If an incinerator is not available on site, the materials can be autoclaved or disinfected by using the above methods or any method approved by the state for the treatment and disposal of cultures and stocks from the laboratory.
What if the autoclave/incinerator is offsite?
If the autoclave/incinerator is offsite, the material should be sealed in an impervious bag while being transported. If the bag will be shipped, it must conform with all International Air Transport Association and Department of Transportation requirements regarding packaging and labeling of infectious substances (http://www.cdc.gov/ncidod/srp/specimens/DOT%20Final%20Rule%208-14-02.pdf).
Can laboratories use the same autoclave to destroy the influenza A (H2N2) panels that is used to sterilize medical instruments?
No. While any autoclave can inactivate microorganisms, it is not considered safe practice to use a sterilizer dedicated for sterile supply preparation (as found in operating rooms and central sterilization departments) for decontamination purposes. Use a sterilizer earmarked as a decontamination sterilizer.
What should be done if the influenza A (H2N2) samples are accidentally spilled on a laboratory working surface?
Environmental Protection Agency (EPA)-registered hospital disinfectants with label claims for influenza A viruses can be used according to manufacturers' instructions for proper dilution and contact time. If EPA-registered disinfectants are not available, a 1:10 dilution of household bleach (containing 5250 - 6000 ppm) can be used; a contact time of at least 10 minutes is recommended. If a spill of influenza H2N2 material occurs on a working surface, apply disinfectant to the spill and use absorbent material to take up as much of the spill as possible. Clean the surface and disinfect as previously described. Discard the absorbent materials as a regulated medical waste.

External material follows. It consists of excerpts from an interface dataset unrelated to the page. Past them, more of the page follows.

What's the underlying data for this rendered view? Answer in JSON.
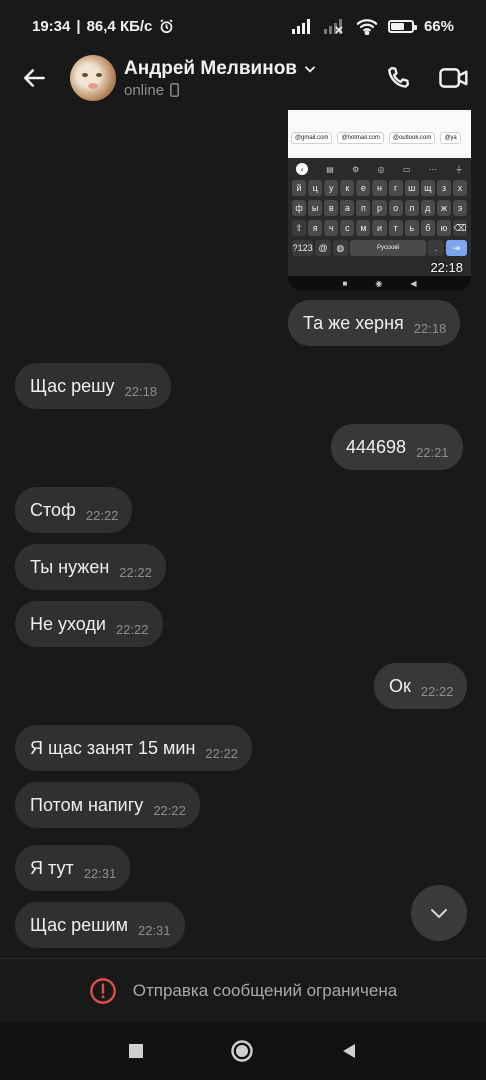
{
  "status_bar": {
    "time": "19:34",
    "speed": "86,4 КБ/с",
    "battery": "66",
    "battery_level": 0.66
  },
  "header": {
    "contact_name": "Андрей Мелвинов",
    "status": "online"
  },
  "image_message": {
    "email_chips": [
      "@gmail.com",
      "@hotmail.com",
      "@outlook.com",
      "@ya"
    ],
    "keyboard_rows": [
      [
        "й",
        "ц",
        "у",
        "к",
        "е",
        "н",
        "г",
        "ш",
        "щ",
        "з",
        "х"
      ],
      [
        "ф",
        "ы",
        "в",
        "а",
        "п",
        "р",
        "о",
        "л",
        "д",
        "ж",
        "э"
      ],
      [
        "⇧",
        "я",
        "ч",
        "с",
        "м",
        "и",
        "т",
        "ь",
        "б",
        "ю",
        "⌫"
      ]
    ],
    "keyboard_bottom": [
      "?123",
      "@",
      "◍",
      "Русский",
      ".",
      "⇥"
    ],
    "time": "22:18"
  },
  "messages": [
    {
      "text": "Та же херня",
      "time": "22:18",
      "direction": "out"
    },
    {
      "text": "Щас решу",
      "time": "22:18",
      "direction": "in"
    },
    {
      "text": "444698",
      "time": "22:21",
      "direction": "out"
    },
    {
      "text": "Стоф",
      "time": "22:22",
      "direction": "in"
    },
    {
      "text": "Ты нужен",
      "time": "22:22",
      "direction": "in"
    },
    {
      "text": "Не уходи",
      "time": "22:22",
      "direction": "in"
    },
    {
      "text": "Ок",
      "time": "22:22",
      "direction": "out"
    },
    {
      "text": "Я щас занят 15 мин",
      "time": "22:22",
      "direction": "in"
    },
    {
      "text": "Потом напигу",
      "time": "22:22",
      "direction": "in"
    },
    {
      "text": "Я тут",
      "time": "22:31",
      "direction": "in"
    },
    {
      "text": "Щас решим",
      "time": "22:31",
      "direction": "in"
    }
  ],
  "restriction": {
    "text": "Отправка сообщений ограничена",
    "icon": "alert-circle-icon",
    "color": "#e0504a"
  },
  "colors": {
    "background": "#19191a",
    "bubble": "#303032"
  }
}
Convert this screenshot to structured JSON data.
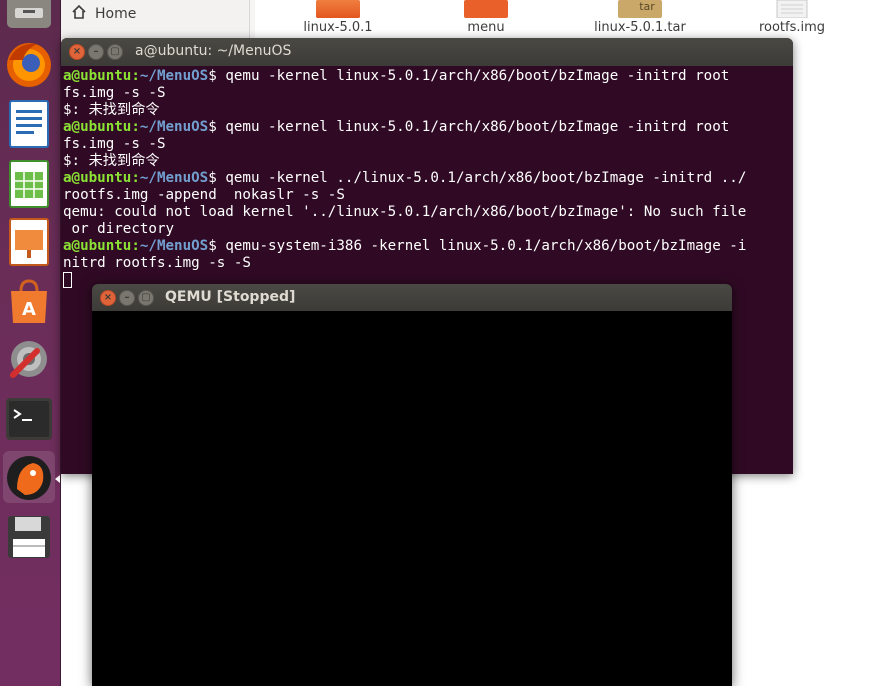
{
  "file_manager": {
    "sidebar_home": "Home",
    "files": [
      {
        "name": "linux-5.0.1",
        "icon": "folder-icon"
      },
      {
        "name": "menu",
        "icon": "folder-icon"
      },
      {
        "name": "linux-5.0.1.tar",
        "icon": "archive-icon",
        "badge": "tar"
      },
      {
        "name": "rootfs.img",
        "icon": "file-icon"
      }
    ]
  },
  "terminal": {
    "title": "a@ubuntu: ~/MenuOS",
    "prompt_user": "a@ubuntu",
    "prompt_sep": ":",
    "prompt_path": "~/MenuOS",
    "prompt_end": "$ ",
    "lines": [
      {
        "type": "prompt",
        "text": "qemu -kernel linux-5.0.1/arch/x86/boot/bzImage -initrd root"
      },
      {
        "type": "out",
        "text": "fs.img -s -S"
      },
      {
        "type": "out",
        "text": "$: 未找到命令"
      },
      {
        "type": "prompt",
        "text": "qemu -kernel linux-5.0.1/arch/x86/boot/bzImage -initrd root"
      },
      {
        "type": "out",
        "text": "fs.img -s -S"
      },
      {
        "type": "out",
        "text": "$: 未找到命令"
      },
      {
        "type": "prompt",
        "text": "qemu -kernel ../linux-5.0.1/arch/x86/boot/bzImage -initrd ../"
      },
      {
        "type": "out",
        "text": "rootfs.img -append  nokaslr -s -S"
      },
      {
        "type": "out",
        "text": "qemu: could not load kernel '../linux-5.0.1/arch/x86/boot/bzImage': No such file"
      },
      {
        "type": "out",
        "text": " or directory"
      },
      {
        "type": "prompt",
        "text": "qemu-system-i386 -kernel linux-5.0.1/arch/x86/boot/bzImage -i"
      },
      {
        "type": "out",
        "text": "nitrd rootfs.img -s -S"
      }
    ]
  },
  "qemu": {
    "title": "QEMU [Stopped]"
  },
  "launcher": {
    "items": [
      "files-icon",
      "firefox-icon",
      "writer-icon",
      "calc-icon",
      "impress-icon",
      "software-center-icon",
      "settings-icon",
      "terminal-icon",
      "qemu-icon",
      "save-icon"
    ]
  },
  "colors": {
    "terminal_bg": "#300a24",
    "prompt_user": "#8ae234",
    "prompt_path": "#729fcf",
    "launcher_bg": "#6a2d58"
  }
}
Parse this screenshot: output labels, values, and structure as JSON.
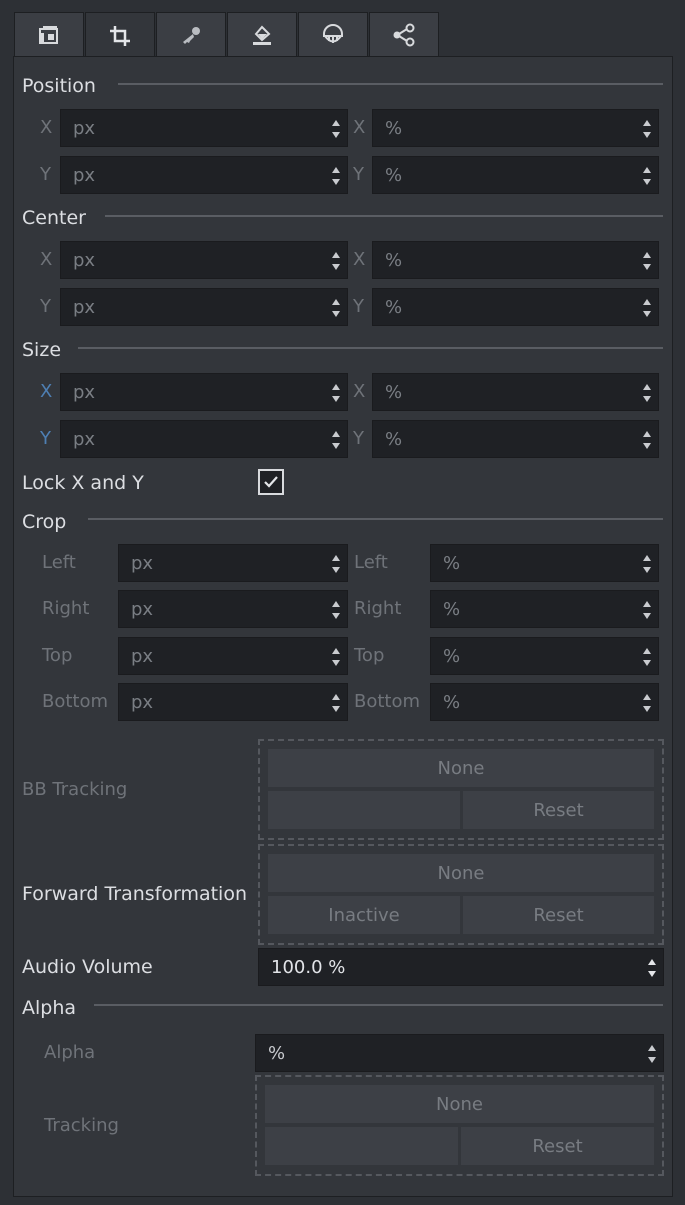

Should serologic testing be performed on laboratory personnel who may have been exposed to the influenza A (H2N2) virus strain?
Routine testing of laboratory personnel who may have worked with the influenza A (H2N2) panels is not recommended in the United States at this time. The biosafety level 2 (BSL-2) precautions required for this agent would be expected to protect workers from exposure and infection, and therefore the risk of transmission is considered low. However, CDC is recommending that laboratories monitor their workers’ health for influenza-like illness (i.e., temperature of 100 degrees F or greater and cough or sore throat) if they either worked with the samples directly or possibly sustained occupational exposure to the influenza A (H2N2) test samples within the 10 days. If a laboratory worker with recent exposure to the influenza A (H2N2) samples develops such symptoms, clinical specimens should be obtained and tested for influenza A virus. Commercially available rapid test kits for influenza and other methods for rapid detection of influenza, such as indirect fluorescent antibody assay (IFA), direct fluorescent antibody assay (DFA), and polymerase chain reaction (PCR), should be used. If the sample is positive for influenza A virus, contact your state health department and CDC immediately at (770)-488-7100.
Does the current situation with regard to H2N2 pose a public health threat in the United States?
There currently is no evidence that anyone has been infected with the influenza A (H2N2) proficiency testing samples but monitoring is ongoing. Although the risk posed by this situation is low, CDC, the Department of Health and Human Services, and the World Health Organization, along with the providers of these proficiency testing panels, are taking extensive precautions to ensure that all influenza A (H2N2) proficiency testing samples are destroyed and that there is no threat to human health.
- Page last updated April 22, 2005
- Content Source: Coordinating Center for Infectious Diseases (CCID)
- National Center for Immunization and Respiratory Diseases (NCIRD)